You’re coming off a big win over Ricardo Funch in your welterweight debut, which earned you “submission of the night” in a fight where you really displayed some clean, technical striking, and relentless submission attempts. How do you think that fight went and how pleased were you with that victory?
“I’m very pleased with the win. Ricardo’s a tough kid, he’s been in there with some really tough guys. I’m happy with the way the fight went.”
Speaking of your welterweight debut, how does the weight-cut experience differ from welterweight and middleweight, and how good do you feel at 170?
“It’s a pretty big difference. 185 isn’t really a huge cut for me, making 170 is pretty tough, but at 170 I don’t feel like I’m going to get bullied. Some of the guys at 185 were a little too big for me. I was a small 185 pounder. Now I feel like I can compete in strength and match physically in size. I definitely feel better at 170.”
Next up for you is Jordan Mein, who is making his UFC debut at UFC 158. Mein is 26-8, with 14 knockouts and 7 submissions, so he definitely possesses the ability to finish a fight. However, out of your 21 professional bouts, you’re still yet to be finished, which is certainly a testament to your toughness. Mein, on the other hand, has been finished five times. Besides the Octagon experience, where do you think your advantages lie?
“On the mat, I believe wrestling I have the clear advantage. I’ve been working really hard on my striking. He’s a tough kid but I don’t think he has any advantages.”
As far as training preparation, are you a guy that likes to get some tapes on your opponent and study his tendencies, and if so, what holes do you see in Mein’s game that you feel you can exploit?
“I’m not one of those guys that studies film. I’ve watched a couple of his fights, but I don’t go back and keep watching. I just leave that up to my coaches. They come up with a game plan for me and they can correct me. I try not to overthink too much, I just try to go in there and fight my fight.”
I don’t want to jump too far ahead, but if you are to get past Mein, what are some guys you would like to fight at 170? What do you think would be some intriguing match-ups for you?
(Laughing) “Ummm, I would like to concentrate on getting past Jordan first. There are a lot of fights out there at 170 pounds I would like to take. There are a lot of tough guys, but I would like to fight the best fighters. I like to be in tough fights and make myself get better, but there is no one in particular.”
Is welterweight your new home or are you just testing the waters? Do you plan on going back up to middleweight? What’s your plan in terms of divisions?
“Right now welterweight is my home. I don’t plan on going back up to 185 pounds. This is probably where I should have been for the most of my career. I see myself finishing my career at 170.”

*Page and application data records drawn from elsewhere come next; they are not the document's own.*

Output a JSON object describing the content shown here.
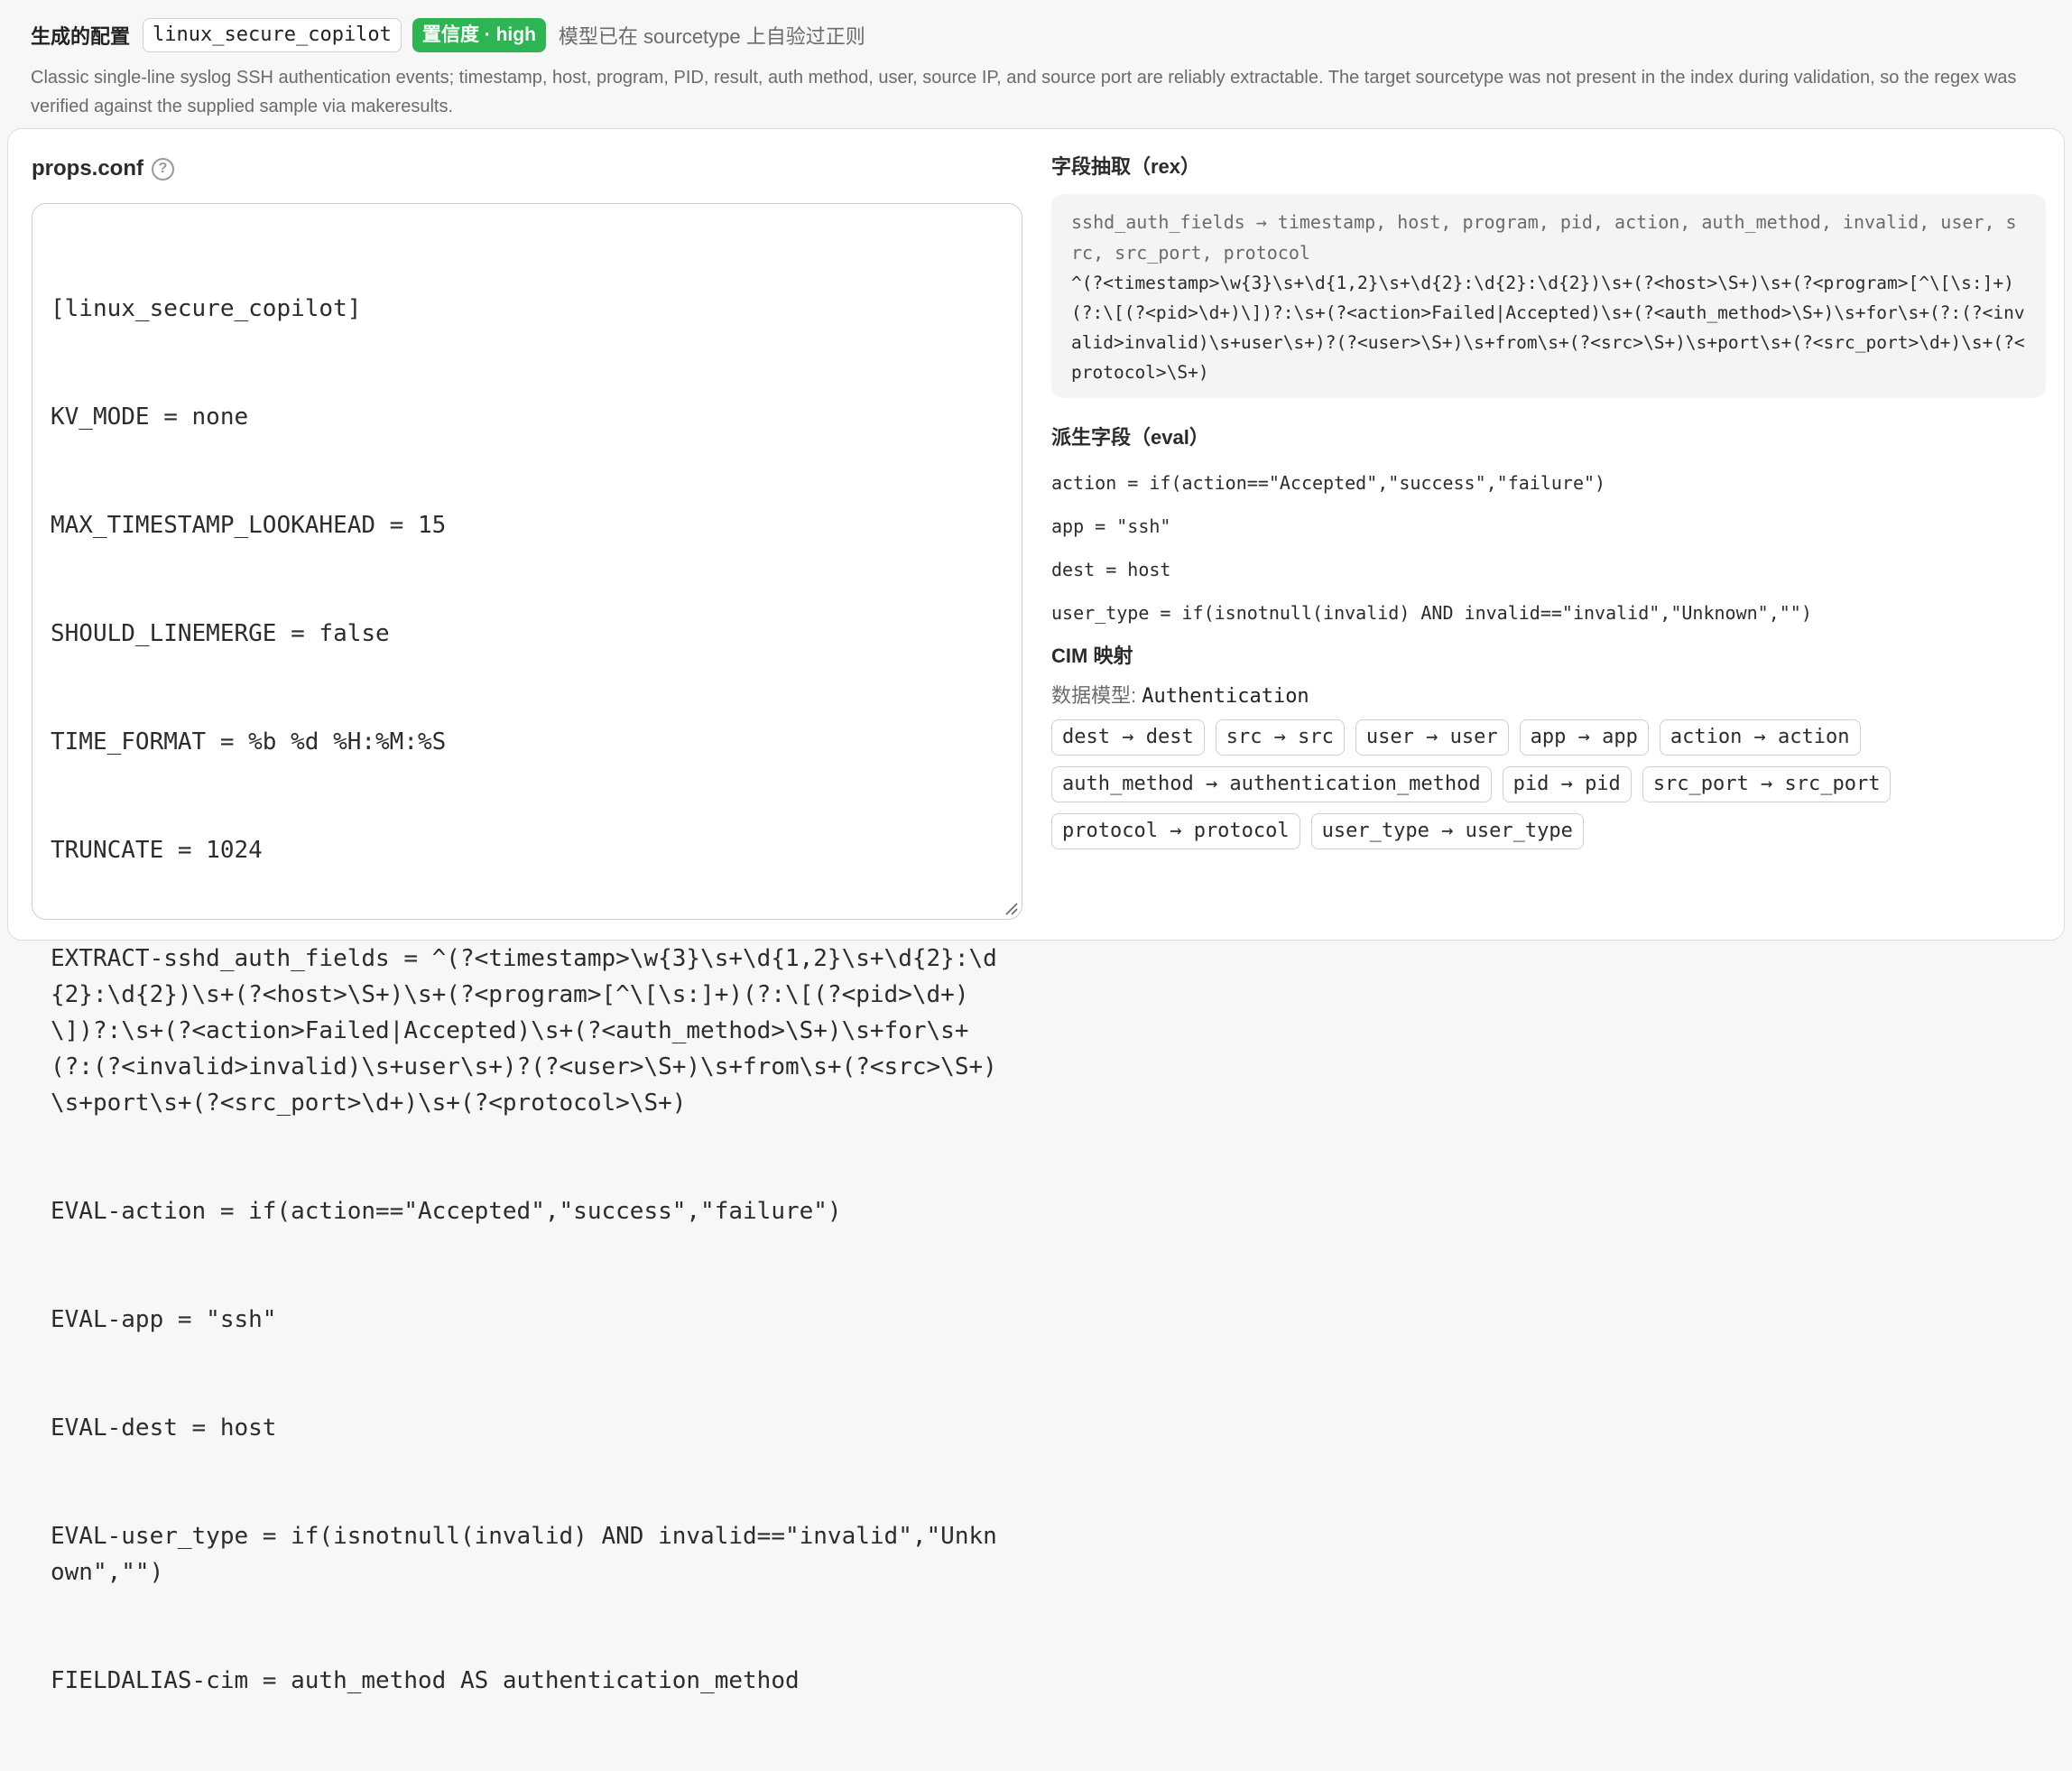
{
  "header": {
    "title": "生成的配置",
    "sourcetype": "linux_secure_copilot",
    "confidence_badge": "置信度 · high",
    "verify_note": "模型已在 sourcetype 上自验过正则",
    "description": "Classic single-line syslog SSH authentication events; timestamp, host, program, PID, result, auth method, user, source IP, and source port are reliably extractable. The target sourcetype was not present in the index during validation, so the regex was verified against the supplied sample via makeresults."
  },
  "props": {
    "title": "props.conf",
    "help_icon": "?",
    "lines": [
      "[linux_secure_copilot]",
      "KV_MODE = none",
      "MAX_TIMESTAMP_LOOKAHEAD = 15",
      "SHOULD_LINEMERGE = false",
      "TIME_FORMAT = %b %d %H:%M:%S",
      "TRUNCATE = 1024",
      "EXTRACT-sshd_auth_fields = ^(?<timestamp>\\w{3}\\s+\\d{1,2}\\s+\\d{2}:\\d{2}:\\d{2})\\s+(?<host>\\S+)\\s+(?<program>[^\\[\\s:]+)(?:\\[(?<pid>\\d+)\\])?:\\s+(?<action>Failed|Accepted)\\s+(?<auth_method>\\S+)\\s+for\\s+(?:(?<invalid>invalid)\\s+user\\s+)?(?<user>\\S+)\\s+from\\s+(?<src>\\S+)\\s+port\\s+(?<src_port>\\d+)\\s+(?<protocol>\\S+)",
      "EVAL-action = if(action==\"Accepted\",\"success\",\"failure\")",
      "EVAL-app = \"ssh\"",
      "EVAL-dest = host",
      "EVAL-user_type = if(isnotnull(invalid) AND invalid==\"invalid\",\"Unknown\",\"\")",
      "FIELDALIAS-cim = auth_method AS authentication_method"
    ]
  },
  "rex": {
    "title": "字段抽取（rex）",
    "fields": "sshd_auth_fields → timestamp, host, program, pid, action, auth_method, invalid, user, src, src_port, protocol",
    "pattern": "^(?<timestamp>\\w{3}\\s+\\d{1,2}\\s+\\d{2}:\\d{2}:\\d{2})\\s+(?<host>\\S+)\\s+(?<program>[^\\[\\s:]+)(?:\\[(?<pid>\\d+)\\])?:\\s+(?<action>Failed|Accepted)\\s+(?<auth_method>\\S+)\\s+for\\s+(?:(?<invalid>invalid)\\s+user\\s+)?(?<user>\\S+)\\s+from\\s+(?<src>\\S+)\\s+port\\s+(?<src_port>\\d+)\\s+(?<protocol>\\S+)"
  },
  "eval": {
    "title": "派生字段（eval）",
    "lines": [
      "action = if(action==\"Accepted\",\"success\",\"failure\")",
      "app = \"ssh\"",
      "dest = host",
      "user_type = if(isnotnull(invalid) AND invalid==\"invalid\",\"Unknown\",\"\")"
    ]
  },
  "cim": {
    "title": "CIM 映射",
    "model_label": "数据模型:",
    "model_value": "Authentication",
    "mappings": [
      "dest → dest",
      "src → src",
      "user → user",
      "app → app",
      "action → action",
      "auth_method → authentication_method",
      "pid → pid",
      "src_port → src_port",
      "protocol → protocol",
      "user_type → user_type"
    ]
  },
  "colors": {
    "badge_green": "#2db553",
    "muted_text": "#6b6b6b",
    "rex_background": "#f4f4f4"
  }
}
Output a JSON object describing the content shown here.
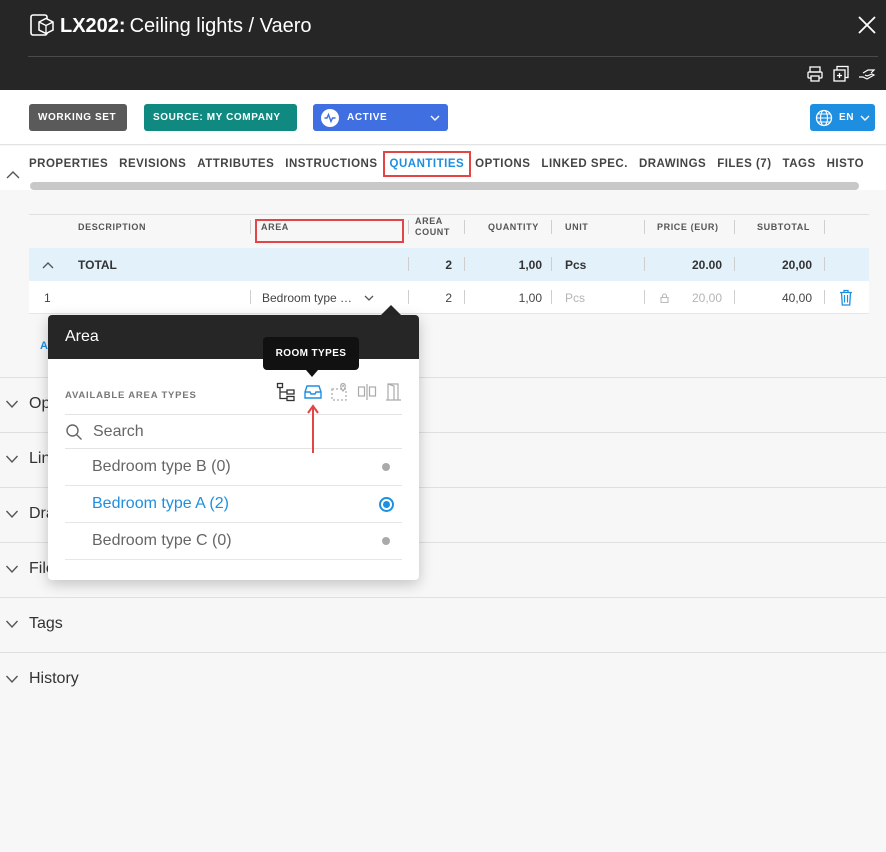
{
  "header": {
    "code": "LX202:",
    "title": "Ceiling lights / Vaero",
    "tools": [
      "print-icon",
      "add-document-icon",
      "handover-icon"
    ]
  },
  "statusbar": {
    "working_set": "WORKING SET",
    "source": "SOURCE: MY COMPANY",
    "status": "ACTIVE",
    "language": "EN"
  },
  "tabs": [
    {
      "label": "PROPERTIES"
    },
    {
      "label": "REVISIONS"
    },
    {
      "label": "ATTRIBUTES"
    },
    {
      "label": "INSTRUCTIONS"
    },
    {
      "label": "QUANTITIES",
      "selected": true
    },
    {
      "label": "OPTIONS"
    },
    {
      "label": "LINKED SPEC."
    },
    {
      "label": "DRAWINGS"
    },
    {
      "label": "FILES (7)"
    },
    {
      "label": "TAGS"
    },
    {
      "label": "HISTO"
    }
  ],
  "grid": {
    "columns": {
      "description": "DESCRIPTION",
      "area": "AREA",
      "area_count_1": "AREA",
      "area_count_2": "COUNT",
      "quantity": "QUANTITY",
      "unit": "UNIT",
      "price": "PRICE (EUR)",
      "subtotal": "SUBTOTAL"
    },
    "total": {
      "label": "TOTAL",
      "area_count": "2",
      "quantity": "1,00",
      "unit": "Pcs",
      "price": "20.00",
      "subtotal": "20,00"
    },
    "rows": [
      {
        "index": "1",
        "area": "Bedroom type …",
        "area_count": "2",
        "quantity": "1,00",
        "unit": "Pcs",
        "price": "20,00",
        "subtotal": "40,00"
      }
    ],
    "add_label": "A"
  },
  "accordion": [
    {
      "label": "Op"
    },
    {
      "label": "Lin"
    },
    {
      "label": "Dra"
    },
    {
      "label": "File"
    },
    {
      "label": "Tags"
    },
    {
      "label": "History"
    }
  ],
  "area_popover": {
    "title": "Area",
    "available_label": "AVAILABLE AREA TYPES",
    "tooltip": "ROOM TYPES",
    "search_placeholder": "Search",
    "options": [
      {
        "label": "Bedroom type B (0)",
        "selected": false
      },
      {
        "label": "Bedroom type A (2)",
        "selected": true
      },
      {
        "label": "Bedroom type C (0)",
        "selected": false
      }
    ]
  },
  "colors": {
    "accent": "#1e8fe0",
    "highlight": "#e24545",
    "header_bg": "#262626",
    "source_badge": "#108a80",
    "active_badge": "#3f6fe0"
  }
}
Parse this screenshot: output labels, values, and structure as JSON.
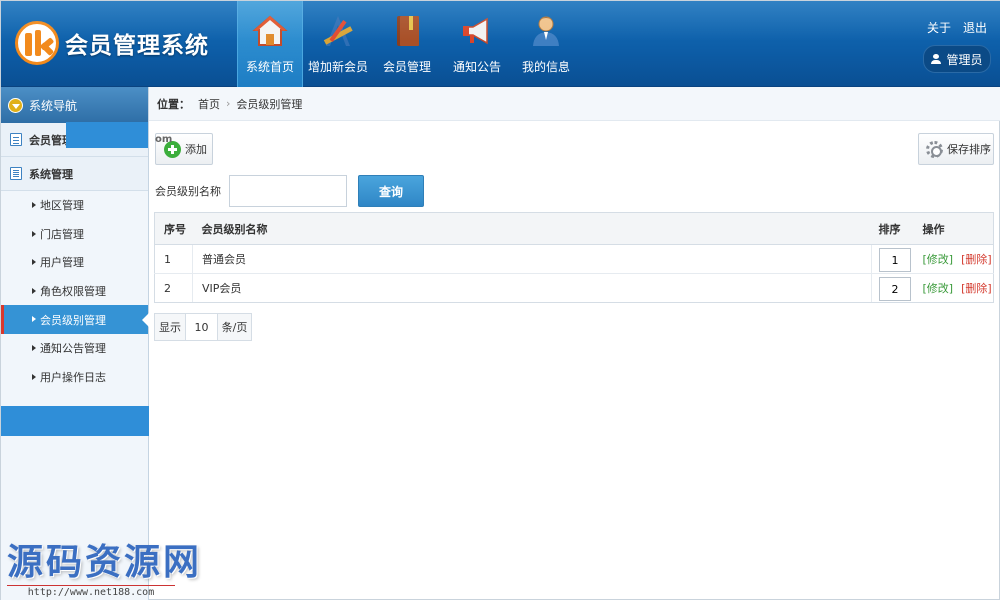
{
  "app": {
    "title": "会员管理系统",
    "brand_color": "#0d5ea8",
    "accent_color": "#3593d5"
  },
  "topnav": [
    {
      "label": "系统首页",
      "icon": "house-icon",
      "active": true
    },
    {
      "label": "增加新会员",
      "icon": "drafting-tools-icon",
      "active": false
    },
    {
      "label": "会员管理",
      "icon": "book-icon",
      "active": false
    },
    {
      "label": "通知公告",
      "icon": "megaphone-icon",
      "active": false
    },
    {
      "label": "我的信息",
      "icon": "person-icon",
      "active": false
    }
  ],
  "top_links": {
    "about": "关于",
    "logout": "退出"
  },
  "user": {
    "name": "管理员"
  },
  "sidebar": {
    "title": "系统导航",
    "groups": [
      {
        "label": "会员管理"
      },
      {
        "label": "系统管理"
      }
    ],
    "items": [
      {
        "label": "地区管理"
      },
      {
        "label": "门店管理"
      },
      {
        "label": "用户管理"
      },
      {
        "label": "角色权限管理"
      },
      {
        "label": "会员级别管理",
        "active": true
      },
      {
        "label": "通知公告管理"
      },
      {
        "label": "用户操作日志"
      }
    ]
  },
  "breadcrumb": {
    "prefix": "位置：",
    "home": "首页",
    "current": "会员级别管理"
  },
  "toolbar": {
    "add_label": "添加",
    "save_sort_label": "保存排序",
    "om_text": "om"
  },
  "search": {
    "label": "会员级别名称",
    "value": "",
    "button": "查询"
  },
  "table": {
    "headers": {
      "seq": "序号",
      "name": "会员级别名称",
      "sort": "排序",
      "ops": "操作"
    },
    "rows": [
      {
        "seq": "1",
        "name": "普通会员",
        "sort": "1",
        "edit": "[修改]",
        "delete": "[删除]"
      },
      {
        "seq": "2",
        "name": "VIP会员",
        "sort": "2",
        "edit": "[修改]",
        "delete": "[删除]"
      }
    ]
  },
  "pager": {
    "show": "显示",
    "size": "10",
    "unit": "条/页"
  },
  "watermark": {
    "text": "源码资源网",
    "url": "http://www.net188.com"
  }
}
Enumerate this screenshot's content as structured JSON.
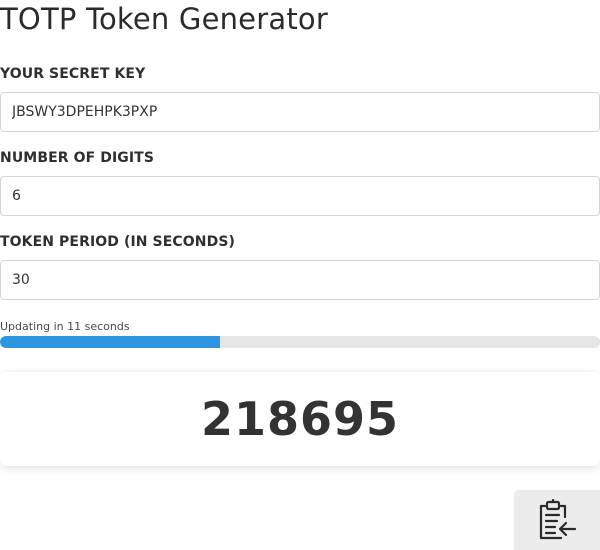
{
  "header": {
    "title": "TOTP Token Generator"
  },
  "fields": {
    "secret": {
      "label": "YOUR SECRET KEY",
      "value": "JBSWY3DPEHPK3PXP"
    },
    "digits": {
      "label": "NUMBER OF DIGITS",
      "value": "6"
    },
    "period": {
      "label": "TOKEN PERIOD (IN SECONDS)",
      "value": "30"
    }
  },
  "countdown": {
    "text": "Updating in 11 seconds",
    "progress_fraction": 0.366,
    "bar_color": "#2c96e0",
    "track_color": "#e6e6e6"
  },
  "token": {
    "value": "218695"
  },
  "copy_button": {
    "icon": "clipboard-paste-icon"
  }
}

I know personally growing up with two older brothers that a brother’s relationship in terms of competition can be very motivating, Does your brother Jim motivate you?
“Jim and I are best friends. I always want to make him better, and to make him better I try to be the best that I can be, and he does the same. I look out for him every fight. He certainly motivates me and pushes me in a positive way.”